The Times reports that "the district attorney pursued a criminal case" against the women, each of whom is charged with two counts of disorderly conduct and faces up to 15 days in jail. To which the grannies say, bring it on. "A number of us have made a decision that we will not accept fines or community service," said 61-year-old Jenny Hines. (Man, the movie version of this case -- preferably starring Cloris Leachman -- is going to be so great. It'll be like "Calendar Girls" in the clink!)
Of course, the fact that the defendants are grandmothers does help build sympathy for their cause, and could result in lighter sentencing. But Times columnist Clyde Haberman rather overplays this point, writing, "Sure, there were denunciations of the war. But there were also photos of grandchildren and great-grandchildren hanging from strings around the women's necks. The mood was a contrast to much of the political dialogue these days ... The grannies are 'positive, upbeat, respectful, loving America,' said their lawyer."

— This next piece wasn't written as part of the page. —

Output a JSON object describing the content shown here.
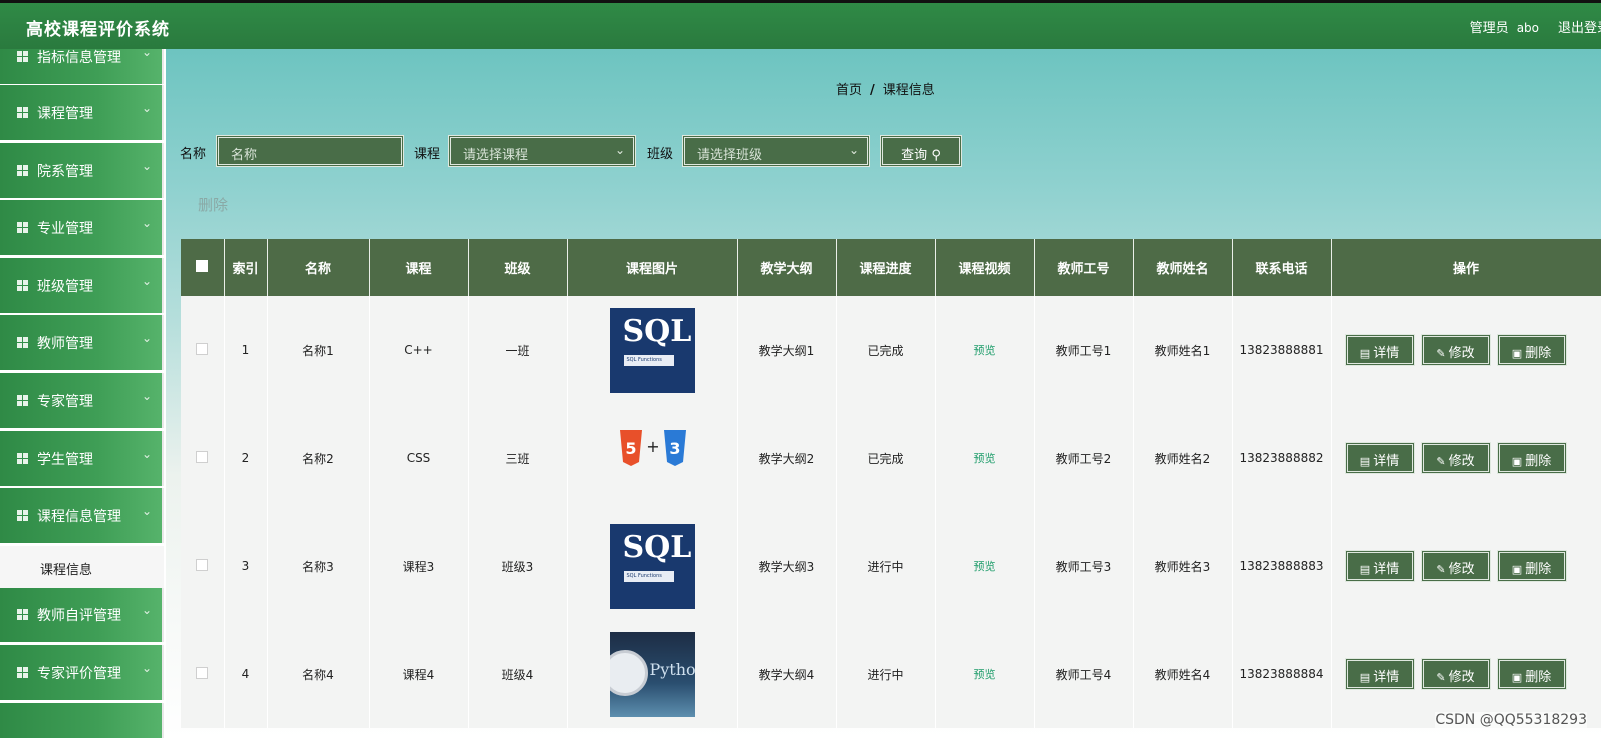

I don't see why carrying pictures of one's grandchildren -- the ones who will inherit the political, environmental and economic consequences of the current administration's actions -- undercuts these women's antiwar message. Being a grandmother means having a great store of life experience and a connection to future generations; that the women call themselves the Granny Peace Brigade isn't just cute, it's conscientious. Whether the judge finds that the brigade's protest was legal or the grannies go to jail, I'm hoping their peace-loving antics keep getting America's attention.